* [ACTIVITY]: Return the listing below in full, with every line exactly as it is.

BEGIN DATA SUPPLIED

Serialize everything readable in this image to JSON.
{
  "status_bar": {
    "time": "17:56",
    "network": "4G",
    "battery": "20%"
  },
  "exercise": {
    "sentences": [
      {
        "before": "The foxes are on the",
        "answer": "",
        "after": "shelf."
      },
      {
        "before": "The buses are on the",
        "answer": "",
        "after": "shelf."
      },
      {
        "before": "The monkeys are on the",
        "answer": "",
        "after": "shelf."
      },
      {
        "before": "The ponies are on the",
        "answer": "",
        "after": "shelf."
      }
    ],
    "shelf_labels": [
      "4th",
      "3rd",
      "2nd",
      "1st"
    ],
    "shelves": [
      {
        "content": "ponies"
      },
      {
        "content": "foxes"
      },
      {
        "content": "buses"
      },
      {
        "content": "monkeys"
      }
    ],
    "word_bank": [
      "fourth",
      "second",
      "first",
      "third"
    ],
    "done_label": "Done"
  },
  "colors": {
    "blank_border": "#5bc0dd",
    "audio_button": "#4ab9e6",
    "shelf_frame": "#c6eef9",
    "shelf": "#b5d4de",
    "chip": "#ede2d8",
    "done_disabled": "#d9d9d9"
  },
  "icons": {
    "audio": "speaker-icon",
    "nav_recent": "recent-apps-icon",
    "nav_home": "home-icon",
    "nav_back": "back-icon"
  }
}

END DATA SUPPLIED

* [TASK OUTPUT]:
Serialize everything readable in this image to JSON.
{
  "status_bar": {
    "time": "17:56",
    "network": "4G",
    "battery": "20%"
  },
  "exercise": {
    "sentences": [
      {
        "before": "The foxes are on the",
        "answer": "",
        "after": "shelf."
      },
      {
        "before": "The buses are on the",
        "answer": "",
        "after": "shelf."
      },
      {
        "before": "The monkeys are on the",
        "answer": "",
        "after": "shelf."
      },
      {
        "before": "The ponies are on the",
        "answer": "",
        "after": "shelf."
      }
    ],
    "shelf_labels": [
      "4th",
      "3rd",
      "2nd",
      "1st"
    ],
    "shelves": [
      {
        "content": "ponies"
      },
      {
        "content": "foxes"
      },
      {
        "content": "buses"
      },
      {
        "content": "monkeys"
      }
    ],
    "word_bank": [
      "fourth",
      "second",
      "first",
      "third"
    ],
    "done_label": "Done"
  },
  "colors": {
    "blank_border": "#5bc0dd",
    "audio_button": "#4ab9e6",
    "shelf_frame": "#c6eef9",
    "shelf": "#b5d4de",
    "chip": "#ede2d8",
    "done_disabled": "#d9d9d9"
  },
  "icons": {
    "audio": "speaker-icon",
    "nav_recent": "recent-apps-icon",
    "nav_home": "home-icon",
    "nav_back": "back-icon"
  }
}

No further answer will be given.